SportHill makes a bunch of clothing aimed at active outdoor users. They’re Zone3 stuff is aimed at cold weather (0 -40 degrees F) and since it is aimed at active wearers has enough lycra and stuff to be great. You can totally replace multiple layers with clothing like this and be more comfortable. I certainly find them more comfortable than the one bit of cycling specific cold weather tights I have. They’re windproof to 35 mph and are a comfortable 4 way stretch fabric with a waist tie, zipper side pockets, and zippers down by the ankles. The XC Pant made of 3SP. Skiing, Skating, Biking, and not nearly as geeky as cycling clothing. They also make the more “jeans like” (a bit of a stretch thinks I) ATV II. A new favorite company and product.

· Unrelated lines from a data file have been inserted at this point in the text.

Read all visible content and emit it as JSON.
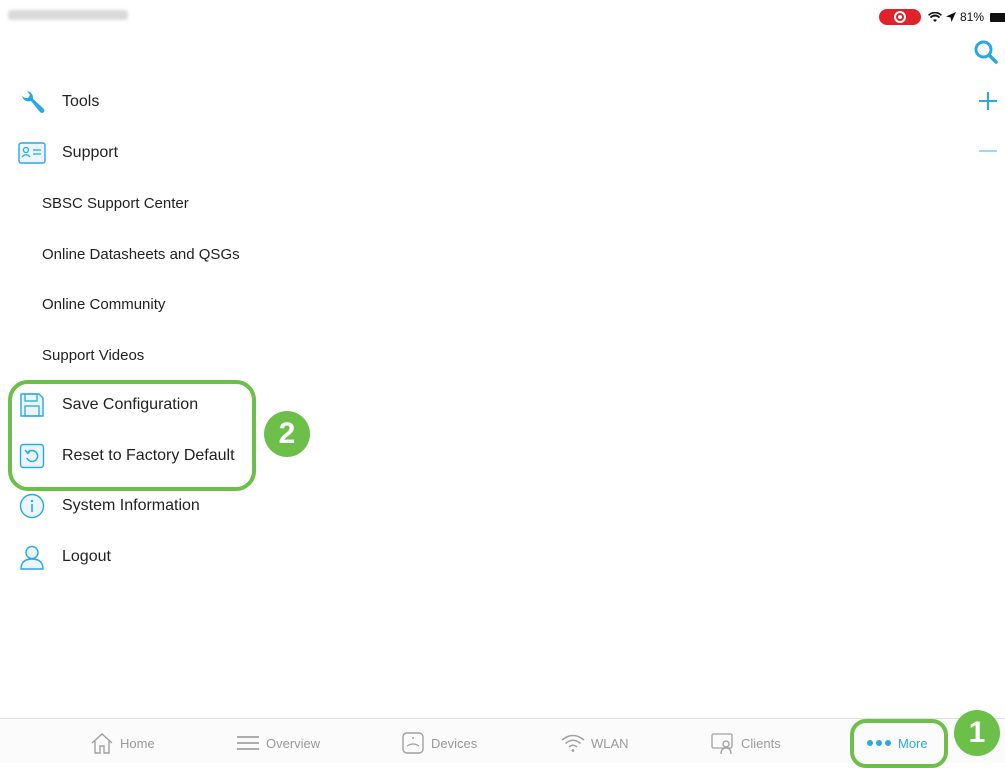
{
  "status_bar": {
    "battery_text": "81%"
  },
  "top_actions": {
    "search_icon": "search-icon",
    "plus_icon": "plus-icon",
    "minus_icon": "minus-icon"
  },
  "menu": {
    "tools": "Tools",
    "support": "Support",
    "support_items": [
      "SBSC Support Center",
      "Online Datasheets and QSGs",
      "Online Community",
      "Support Videos"
    ],
    "save_configuration": "Save Configuration",
    "reset_factory_default": "Reset to Factory Default",
    "system_information": "System Information",
    "logout": "Logout"
  },
  "annotations": {
    "step_1": "1",
    "step_2": "2"
  },
  "tab_bar": {
    "tabs": [
      {
        "label": "Home",
        "icon": "home-icon"
      },
      {
        "label": "Overview",
        "icon": "list-icon"
      },
      {
        "label": "Devices",
        "icon": "device-icon"
      },
      {
        "label": "WLAN",
        "icon": "wifi-icon"
      },
      {
        "label": "Clients",
        "icon": "clients-icon"
      },
      {
        "label": "More",
        "icon": "more-dots-icon"
      }
    ],
    "active": "More"
  },
  "colors": {
    "accent": "#29a9df",
    "annotation": "#6cc04a",
    "record_pill": "#e0232b"
  }
}
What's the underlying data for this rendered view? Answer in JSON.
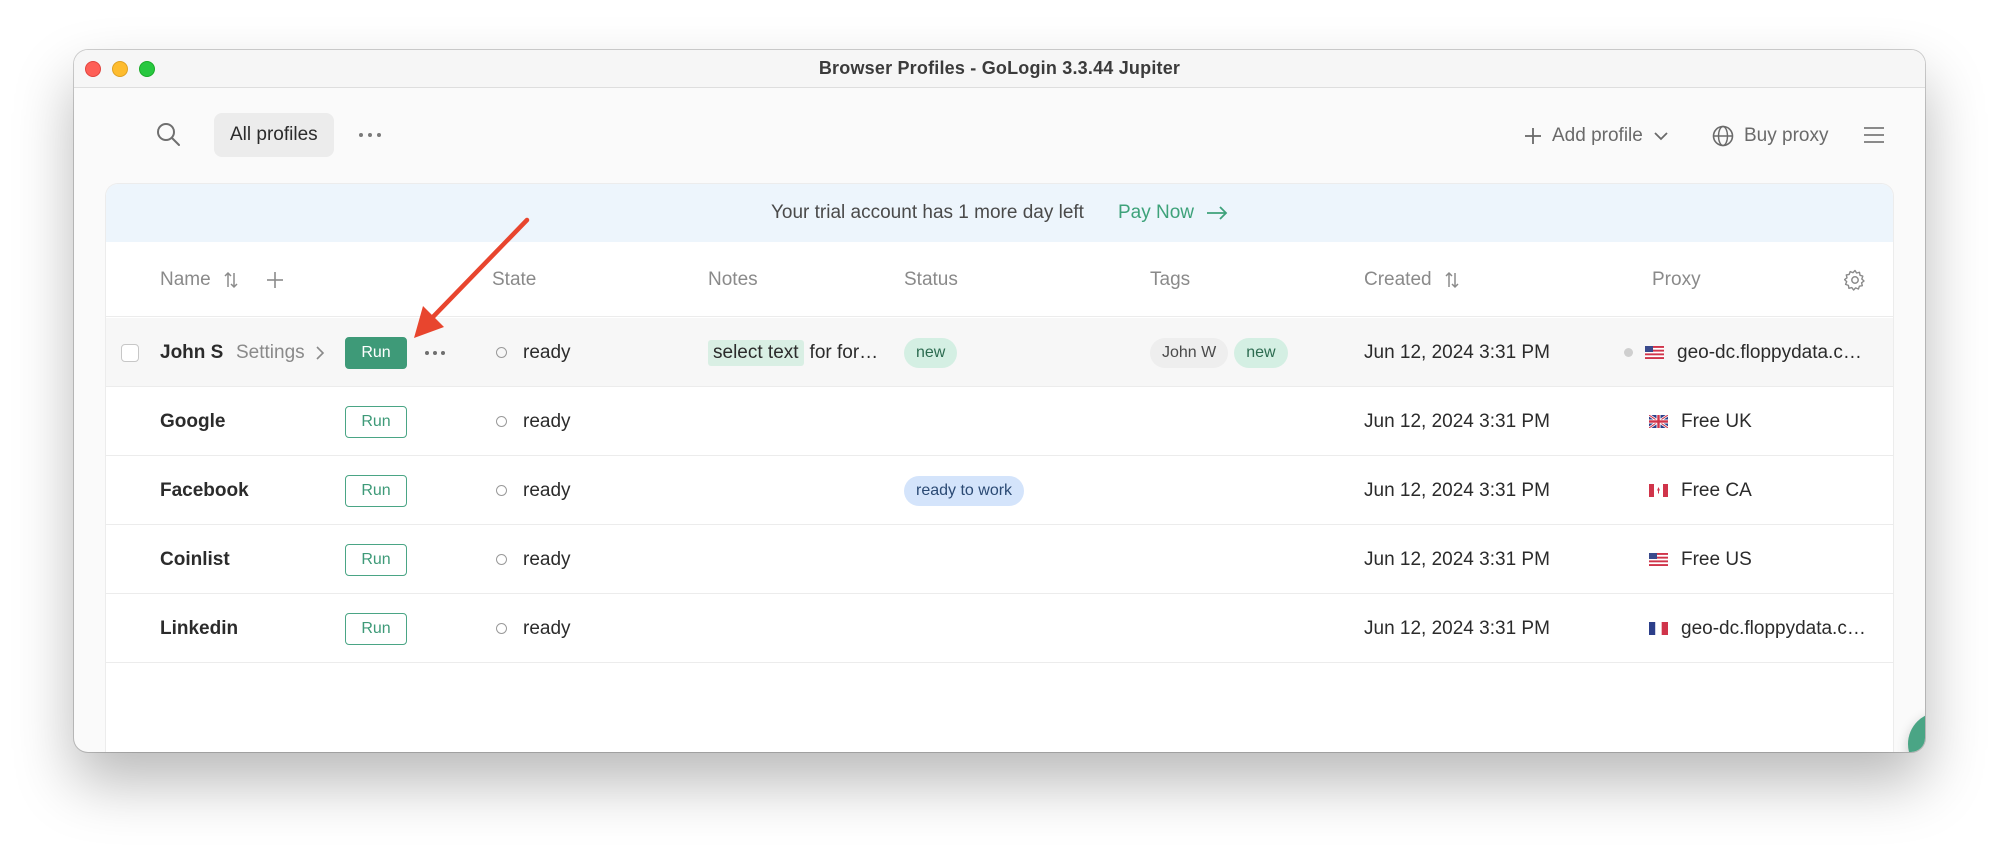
{
  "window": {
    "title": "Browser Profiles - GoLogin 3.3.44 Jupiter"
  },
  "toolbar": {
    "all_profiles_label": "All profiles",
    "add_profile_label": "Add profile",
    "buy_proxy_label": "Buy proxy"
  },
  "banner": {
    "text": "Your trial account has 1 more day left",
    "pay_now_label": "Pay Now"
  },
  "table": {
    "columns": {
      "name": "Name",
      "state": "State",
      "notes": "Notes",
      "status": "Status",
      "tags": "Tags",
      "created": "Created",
      "proxy": "Proxy"
    },
    "rows": [
      {
        "name": "John S",
        "settings_label": "Settings",
        "run_label": "Run",
        "state": "ready",
        "note_highlight": "select text",
        "note_rest": "for for…",
        "status": "new",
        "tags": [
          "John W",
          "new"
        ],
        "created": "Jun 12, 2024 3:31 PM",
        "proxy": "geo-dc.floppydata.c…",
        "flag": "us"
      },
      {
        "name": "Google",
        "run_label": "Run",
        "state": "ready",
        "created": "Jun 12, 2024 3:31 PM",
        "proxy": "Free UK",
        "flag": "uk"
      },
      {
        "name": "Facebook",
        "run_label": "Run",
        "state": "ready",
        "status": "ready to work",
        "created": "Jun 12, 2024 3:31 PM",
        "proxy": "Free CA",
        "flag": "ca"
      },
      {
        "name": "Coinlist",
        "run_label": "Run",
        "state": "ready",
        "created": "Jun 12, 2024 3:31 PM",
        "proxy": "Free US",
        "flag": "us"
      },
      {
        "name": "Linkedin",
        "run_label": "Run",
        "state": "ready",
        "created": "Jun 12, 2024 3:31 PM",
        "proxy": "geo-dc.floppydata.c…",
        "flag": "fr"
      }
    ]
  },
  "colors": {
    "accent_green": "#3e9a78",
    "annotation_arrow": "#e8452e",
    "banner_bg": "#edf5fc"
  },
  "icons": {
    "search": "search-icon",
    "more": "more-horizontal-icon",
    "plus": "plus-icon",
    "chevron_down": "chevron-down-icon",
    "globe": "globe-icon",
    "menu": "hamburger-menu-icon",
    "sort": "sort-icon",
    "gear": "gear-icon",
    "chat": "chat-icon",
    "arrow_right": "arrow-right-icon"
  }
}
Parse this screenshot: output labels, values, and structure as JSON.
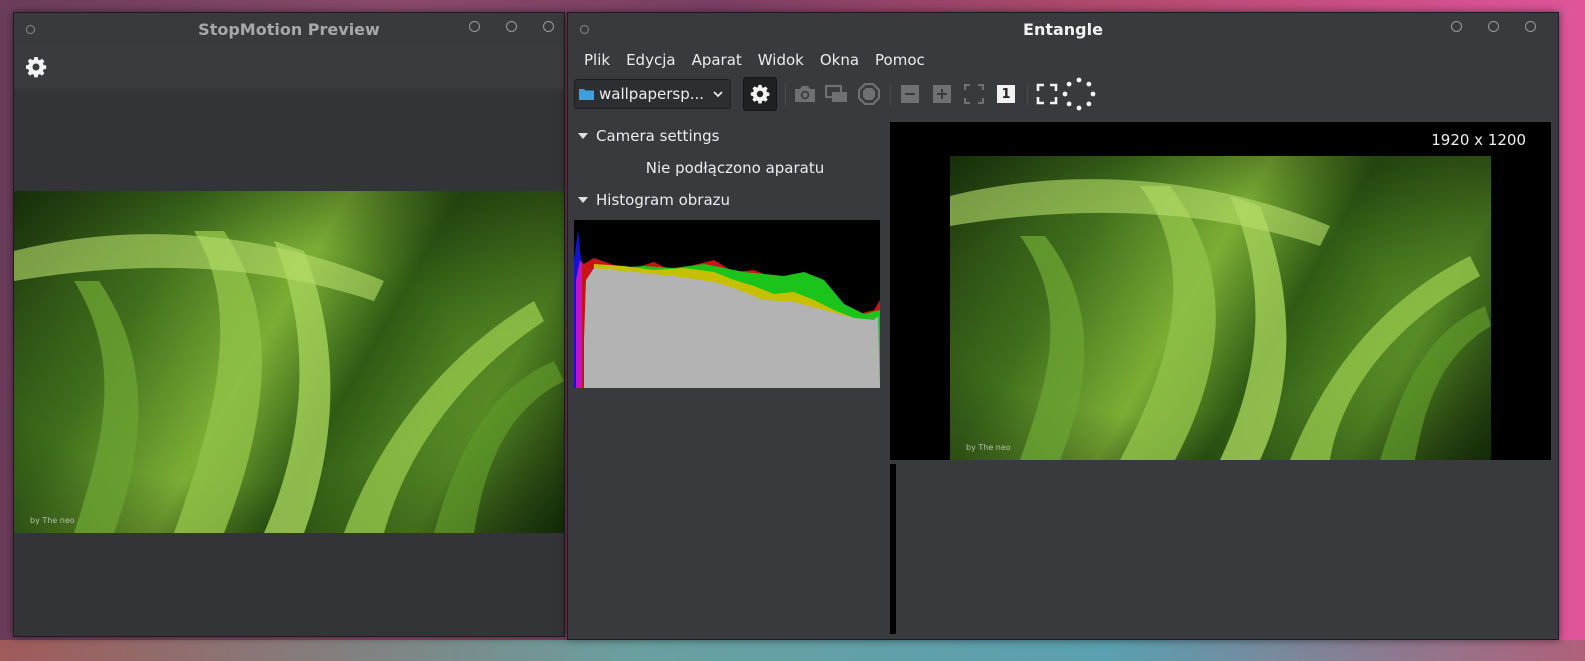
{
  "stopmotion": {
    "title": "StopMotion Preview",
    "settings_icon": "gear-icon",
    "preview_credit": "by The neo"
  },
  "entangle": {
    "title": "Entangle",
    "menu": [
      "Plik",
      "Edycja",
      "Aparat",
      "Widok",
      "Okna",
      "Pomoc"
    ],
    "session_combo": {
      "icon": "folder-icon",
      "value": "wallpapersp..."
    },
    "toolbar_icons": [
      "gear-icon",
      "camera-icon",
      "preview-icon",
      "cancel-icon",
      "zoom-out-icon",
      "zoom-in-icon",
      "zoom-fit-icon",
      "zoom-normal-icon",
      "fullscreen-icon",
      "spinner-icon"
    ],
    "zoom_normal_label": "1",
    "sections": {
      "camera_settings": "Camera settings",
      "no_camera": "Nie podłączono aparatu",
      "histogram": "Histogram obrazu"
    },
    "image_resolution": "1920 x 1200",
    "image_credit": "by The neo"
  },
  "colors": {
    "window_bg": "#393a3d",
    "histo_gray": "#b3b3b3",
    "histo_green": "#1bc41b",
    "histo_red": "#c81414",
    "histo_yellow": "#c6c000",
    "histo_blue": "#1414d0",
    "histo_magenta": "#c014c8"
  }
}
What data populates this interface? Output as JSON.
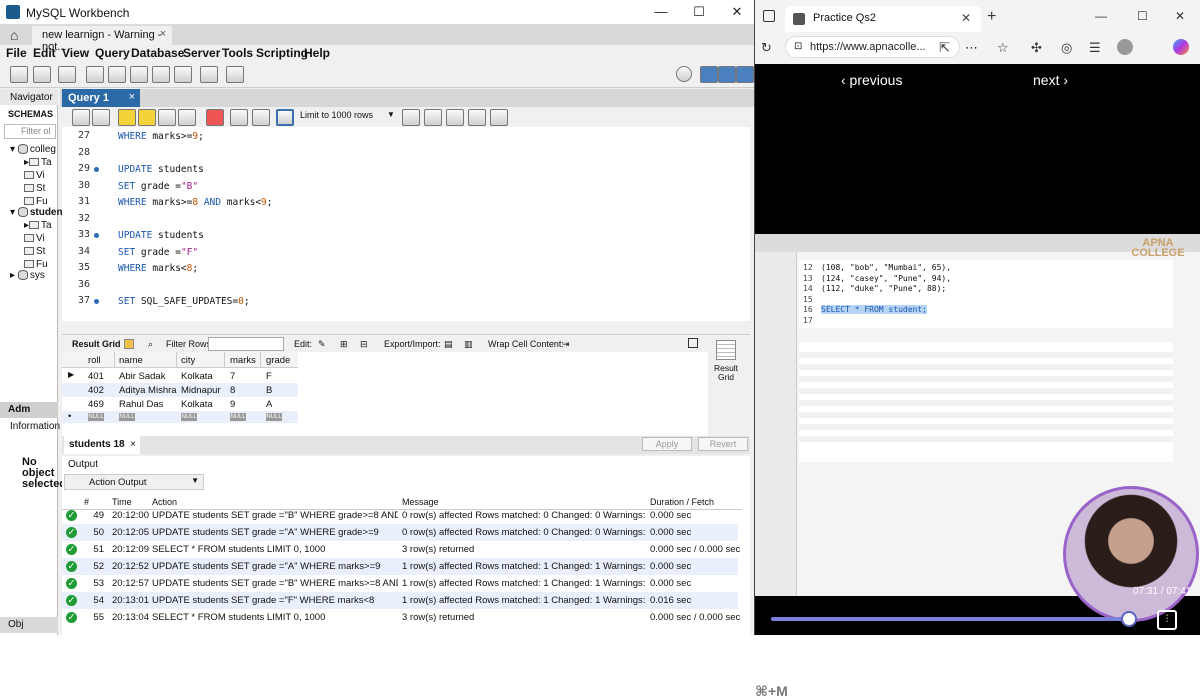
{
  "workbench": {
    "window_title": "MySQL Workbench",
    "connection_tab": "new learnign - Warning - not...",
    "menu": [
      "File",
      "Edit",
      "View",
      "Query",
      "Database",
      "Server",
      "Tools",
      "Scripting",
      "Help"
    ],
    "navigator": {
      "header": "Navigator",
      "schemas_label": "SCHEMAS",
      "filter_placeholder": "Filter ol",
      "tree": [
        {
          "label": "colleg",
          "kind": "db"
        },
        {
          "label": "Ta",
          "kind": "folder"
        },
        {
          "label": "Vi",
          "kind": "folder"
        },
        {
          "label": "St",
          "kind": "folder"
        },
        {
          "label": "Fu",
          "kind": "folder"
        },
        {
          "label": "studen",
          "kind": "db"
        },
        {
          "label": "Ta",
          "kind": "folder"
        },
        {
          "label": "Vi",
          "kind": "folder"
        },
        {
          "label": "St",
          "kind": "folder"
        },
        {
          "label": "Fu",
          "kind": "folder"
        },
        {
          "label": "sys",
          "kind": "db"
        }
      ],
      "admin_tab": "Adm",
      "information_label": "Information",
      "no_object": "No object selected",
      "object_tab": "Obj"
    },
    "query_tab": "Query 1",
    "limit_label": "Limit to 1000 rows",
    "editor_lines": [
      {
        "n": "27",
        "dot": false,
        "parts": [
          {
            "t": "WHERE ",
            "c": "kw"
          },
          {
            "t": "marks>=",
            "c": ""
          },
          {
            "t": "9",
            "c": "num"
          },
          {
            "t": ";",
            "c": ""
          }
        ]
      },
      {
        "n": "28",
        "dot": false,
        "parts": []
      },
      {
        "n": "29",
        "dot": true,
        "parts": [
          {
            "t": "UPDATE ",
            "c": "kw"
          },
          {
            "t": "students",
            "c": ""
          }
        ]
      },
      {
        "n": "30",
        "dot": false,
        "parts": [
          {
            "t": "SET ",
            "c": "kw"
          },
          {
            "t": "grade =",
            "c": ""
          },
          {
            "t": "\"B\"",
            "c": "str"
          }
        ]
      },
      {
        "n": "31",
        "dot": false,
        "parts": [
          {
            "t": "WHERE ",
            "c": "kw"
          },
          {
            "t": "marks>=",
            "c": ""
          },
          {
            "t": "8",
            "c": "num"
          },
          {
            "t": " AND ",
            "c": "kw"
          },
          {
            "t": "marks<",
            "c": ""
          },
          {
            "t": "9",
            "c": "num"
          },
          {
            "t": ";",
            "c": ""
          }
        ]
      },
      {
        "n": "32",
        "dot": false,
        "parts": []
      },
      {
        "n": "33",
        "dot": true,
        "parts": [
          {
            "t": "UPDATE ",
            "c": "kw"
          },
          {
            "t": "students",
            "c": ""
          }
        ]
      },
      {
        "n": "34",
        "dot": false,
        "parts": [
          {
            "t": "SET ",
            "c": "kw"
          },
          {
            "t": "grade =",
            "c": ""
          },
          {
            "t": "\"F\"",
            "c": "str"
          }
        ]
      },
      {
        "n": "35",
        "dot": false,
        "parts": [
          {
            "t": "WHERE ",
            "c": "kw"
          },
          {
            "t": "marks<",
            "c": ""
          },
          {
            "t": "8",
            "c": "num"
          },
          {
            "t": ";",
            "c": ""
          }
        ]
      },
      {
        "n": "36",
        "dot": false,
        "parts": []
      },
      {
        "n": "37",
        "dot": true,
        "parts": [
          {
            "t": "SET ",
            "c": "kw"
          },
          {
            "t": "SQL_SAFE_UPDATES=",
            "c": ""
          },
          {
            "t": "0",
            "c": "num"
          },
          {
            "t": ";",
            "c": ""
          }
        ]
      }
    ],
    "result_bar": {
      "result_grid": "Result Grid",
      "filter_rows": "Filter Rows:",
      "edit": "Edit:",
      "export_import": "Export/Import:",
      "wrap": "Wrap Cell Content:",
      "side_label": "Result Grid"
    },
    "grid": {
      "columns": [
        "roll",
        "name",
        "city",
        "marks",
        "grade"
      ],
      "rows": [
        [
          "401",
          "Abir Sadak",
          "Kolkata",
          "7",
          "F"
        ],
        [
          "402",
          "Aditya Mishra",
          "Midnapur",
          "8",
          "B"
        ],
        [
          "469",
          "Rahul Das",
          "Kolkata",
          "9",
          "A"
        ]
      ],
      "null_label": "NULL"
    },
    "students_tab": "students 18",
    "apply": "Apply",
    "revert": "Revert",
    "output": {
      "title": "Output",
      "selector": "Action Output",
      "headers": [
        "#",
        "Time",
        "Action",
        "Message",
        "Duration / Fetch"
      ],
      "rows": [
        [
          "49",
          "20:12:00",
          "UPDATE students  SET grade =\"B\" WHERE grade>=8 AND gr...",
          "0 row(s) affected Rows matched: 0  Changed: 0  Warnings: 0",
          "0.000 sec"
        ],
        [
          "50",
          "20:12:05",
          "UPDATE students SET grade =\"A\" WHERE grade>=9",
          "0 row(s) affected Rows matched: 0  Changed: 0  Warnings: 0",
          "0.000 sec"
        ],
        [
          "51",
          "20:12:09",
          "SELECT * FROM students LIMIT 0, 1000",
          "3 row(s) returned",
          "0.000 sec / 0.000 sec"
        ],
        [
          "52",
          "20:12:52",
          "UPDATE students SET grade =\"A\" WHERE marks>=9",
          "1 row(s) affected Rows matched: 1  Changed: 1  Warnings: 0",
          "0.000 sec"
        ],
        [
          "53",
          "20:12:57",
          "UPDATE students  SET grade =\"B\" WHERE marks>=8 AND m...",
          "1 row(s) affected Rows matched: 1  Changed: 1  Warnings: 0",
          "0.000 sec"
        ],
        [
          "54",
          "20:13:01",
          "UPDATE students SET grade =\"F\" WHERE marks<8",
          "1 row(s) affected Rows matched: 1  Changed: 1  Warnings: 0",
          "0.016 sec"
        ],
        [
          "55",
          "20:13:04",
          "SELECT * FROM students LIMIT 0, 1000",
          "3 row(s) returned",
          "0.000 sec / 0.000 sec"
        ]
      ]
    }
  },
  "browser": {
    "tab_title": "Practice Qs2",
    "url": "https://www.apnacolle...",
    "previous": "‹ previous",
    "next": "next ›",
    "video": {
      "logo": "APNA COLLEGE",
      "lines": [
        {
          "n": "12",
          "t": "(108, \"bob\", \"Mumbai\", 65),"
        },
        {
          "n": "13",
          "t": "(124, \"casey\", \"Pune\", 94),"
        },
        {
          "n": "14",
          "t": "(112, \"duke\", \"Pune\", 88);"
        },
        {
          "n": "15",
          "t": ""
        },
        {
          "n": "16",
          "t": "SELECT * FROM student;"
        },
        {
          "n": "17",
          "t": ""
        }
      ],
      "timestamp": "07:31 / 07:41",
      "progress": 0.979,
      "shortcut": "⌘+M"
    }
  }
}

A bunch of years ago I bought a jacket that looked like wool on the outside and had PrimaLoft insulation. Hailed as a replacement for down, I simply thought the jacket looked nice on me and wasn’t very heavy. Sadly at the time I could almost never wear it because it was too warm. I was a lot heavier then, almost never got cold and didn’t expect this light jacket to be so warm. All these years later where getting cold seems to be a daily affair while I sit, I bought another jacket with PrimaLoft in it, only this time it’s working for me. I have a really nice down jacket called the Sub Zero from Mountain Hardwear it’s the third jacket of theirs that I own. This year I added the Torque since I knew my commute would be changing. Last year I did the train all winter (lots of standing on cold, windy, train platforms and walking to and from stations) this year in order to spend more time with my son at night I’ve been driving. Driving requires a lot less insulation, and I wanted something simpler than the layered (fleece jacket with shell over) to get in and out of. Since this jacket was on the clearance rack it joined the party. It has a lot of nice features for snow activities or commuting and is warm enough to not require a middle layer beneath. I should add that last year there were times when I wore the middle fleece layer, the down jacket, and the shell over it (to protect it and add even more warmth) with the upside being that once I was in the office I wasn’t sitting around swaddled in layer upon layer, but still managed to not freeze waiting for trains at the station platform, which I honestly think is the coldest, windiest place on earth. (If you sit inside with the trains I had to take you were not, repeat *not* getting a seat, because there’s some hard as nails commuters out there. It was either harden up, or stand for close to an hour and a half. I split the difference, and used tech to my benefit). Anyway, from my long removed from the product line Ethereal shell (at least 10 years if not more) to this jacket I can recommend Mountain Hardwear as a great line of hardworking outdoor gear. Two of the pieces use their waterproof, breathable Conduit membrane (which they claim uses “interconnecting molecular conduits to actively draw moisture vapor away from your body”). I’m sure I wouldn’t know, but both pieces are comfortable.
Some last generic bits of whatever this has become… I’ve come to love so called “micro-fleece” tops. I can layer them over t-shirts or wear them as base layers. The brand hasn’t mattered too much… some wear longer than others, but they often cost a lot more. I love stuff from Patagonia, although I can’t afford it until a store clears it out… and I also love the companies focus on taking care of their people and the environment as best they can. Check out Yvon Chouinard’s book. There’s also a free talk on iTunes from him that is well worth checking out.
Why all this? A friend asked…